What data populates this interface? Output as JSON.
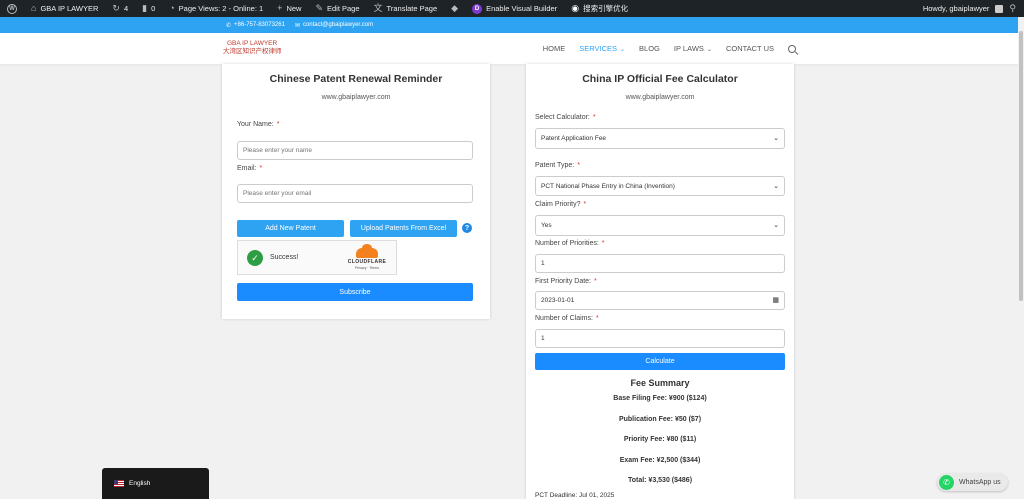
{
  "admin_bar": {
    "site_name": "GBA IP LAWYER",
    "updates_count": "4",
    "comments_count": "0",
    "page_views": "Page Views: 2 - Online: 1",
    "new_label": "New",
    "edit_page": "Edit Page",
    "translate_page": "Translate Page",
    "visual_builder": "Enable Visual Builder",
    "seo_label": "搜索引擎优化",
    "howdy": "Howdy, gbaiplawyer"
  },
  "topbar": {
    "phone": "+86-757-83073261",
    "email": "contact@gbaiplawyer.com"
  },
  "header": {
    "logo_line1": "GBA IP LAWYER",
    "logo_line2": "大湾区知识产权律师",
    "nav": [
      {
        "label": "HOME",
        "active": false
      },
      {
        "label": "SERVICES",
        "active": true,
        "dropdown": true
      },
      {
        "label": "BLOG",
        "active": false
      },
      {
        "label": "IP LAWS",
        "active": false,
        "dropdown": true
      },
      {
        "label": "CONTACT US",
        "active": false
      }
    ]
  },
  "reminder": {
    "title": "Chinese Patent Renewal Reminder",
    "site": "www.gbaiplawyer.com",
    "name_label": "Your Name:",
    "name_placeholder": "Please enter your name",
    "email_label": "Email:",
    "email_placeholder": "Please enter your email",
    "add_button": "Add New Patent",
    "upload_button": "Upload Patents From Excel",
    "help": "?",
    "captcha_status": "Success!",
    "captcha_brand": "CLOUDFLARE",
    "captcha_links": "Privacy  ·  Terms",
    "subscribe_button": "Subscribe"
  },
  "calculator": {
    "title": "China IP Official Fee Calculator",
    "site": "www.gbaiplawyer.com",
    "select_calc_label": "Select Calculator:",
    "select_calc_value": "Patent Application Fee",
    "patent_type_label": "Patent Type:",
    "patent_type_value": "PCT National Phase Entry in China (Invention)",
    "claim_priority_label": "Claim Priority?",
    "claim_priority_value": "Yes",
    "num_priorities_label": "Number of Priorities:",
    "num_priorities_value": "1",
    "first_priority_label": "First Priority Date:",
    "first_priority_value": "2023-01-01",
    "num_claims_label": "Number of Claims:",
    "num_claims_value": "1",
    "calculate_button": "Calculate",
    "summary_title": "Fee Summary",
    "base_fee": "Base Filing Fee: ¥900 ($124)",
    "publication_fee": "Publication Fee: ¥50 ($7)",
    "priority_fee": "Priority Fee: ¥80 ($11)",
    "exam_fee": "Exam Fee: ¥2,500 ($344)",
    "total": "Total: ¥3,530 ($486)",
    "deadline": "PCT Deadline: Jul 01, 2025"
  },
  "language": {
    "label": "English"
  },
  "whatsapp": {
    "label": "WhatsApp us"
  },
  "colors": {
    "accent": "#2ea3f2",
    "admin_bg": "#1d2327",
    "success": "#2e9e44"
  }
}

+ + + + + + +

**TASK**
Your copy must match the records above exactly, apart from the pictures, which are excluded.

**RESPONSE AREA**
What data populates this interface? Output as JSON.
{
  "admin_bar": {
    "site_name": "GBA IP LAWYER",
    "updates_count": "4",
    "comments_count": "0",
    "page_views": "Page Views: 2 - Online: 1",
    "new_label": "New",
    "edit_page": "Edit Page",
    "translate_page": "Translate Page",
    "visual_builder": "Enable Visual Builder",
    "seo_label": "搜索引擎优化",
    "howdy": "Howdy, gbaiplawyer"
  },
  "topbar": {
    "phone": "+86-757-83073261",
    "email": "contact@gbaiplawyer.com"
  },
  "header": {
    "logo_line1": "GBA IP LAWYER",
    "logo_line2": "大湾区知识产权律师",
    "nav": [
      {
        "label": "HOME",
        "active": false
      },
      {
        "label": "SERVICES",
        "active": true,
        "dropdown": true
      },
      {
        "label": "BLOG",
        "active": false
      },
      {
        "label": "IP LAWS",
        "active": false,
        "dropdown": true
      },
      {
        "label": "CONTACT US",
        "active": false
      }
    ]
  },
  "reminder": {
    "title": "Chinese Patent Renewal Reminder",
    "site": "www.gbaiplawyer.com",
    "name_label": "Your Name:",
    "name_placeholder": "Please enter your name",
    "email_label": "Email:",
    "email_placeholder": "Please enter your email",
    "add_button": "Add New Patent",
    "upload_button": "Upload Patents From Excel",
    "help": "?",
    "captcha_status": "Success!",
    "captcha_brand": "CLOUDFLARE",
    "captcha_links": "Privacy  ·  Terms",
    "subscribe_button": "Subscribe"
  },
  "calculator": {
    "title": "China IP Official Fee Calculator",
    "site": "www.gbaiplawyer.com",
    "select_calc_label": "Select Calculator:",
    "select_calc_value": "Patent Application Fee",
    "patent_type_label": "Patent Type:",
    "patent_type_value": "PCT National Phase Entry in China (Invention)",
    "claim_priority_label": "Claim Priority?",
    "claim_priority_value": "Yes",
    "num_priorities_label": "Number of Priorities:",
    "num_priorities_value": "1",
    "first_priority_label": "First Priority Date:",
    "first_priority_value": "2023-01-01",
    "num_claims_label": "Number of Claims:",
    "num_claims_value": "1",
    "calculate_button": "Calculate",
    "summary_title": "Fee Summary",
    "base_fee": "Base Filing Fee: ¥900 ($124)",
    "publication_fee": "Publication Fee: ¥50 ($7)",
    "priority_fee": "Priority Fee: ¥80 ($11)",
    "exam_fee": "Exam Fee: ¥2,500 ($344)",
    "total": "Total: ¥3,530 ($486)",
    "deadline": "PCT Deadline: Jul 01, 2025"
  },
  "language": {
    "label": "English"
  },
  "whatsapp": {
    "label": "WhatsApp us"
  },
  "colors": {
    "accent": "#2ea3f2",
    "admin_bg": "#1d2327",
    "success": "#2e9e44"
  }
}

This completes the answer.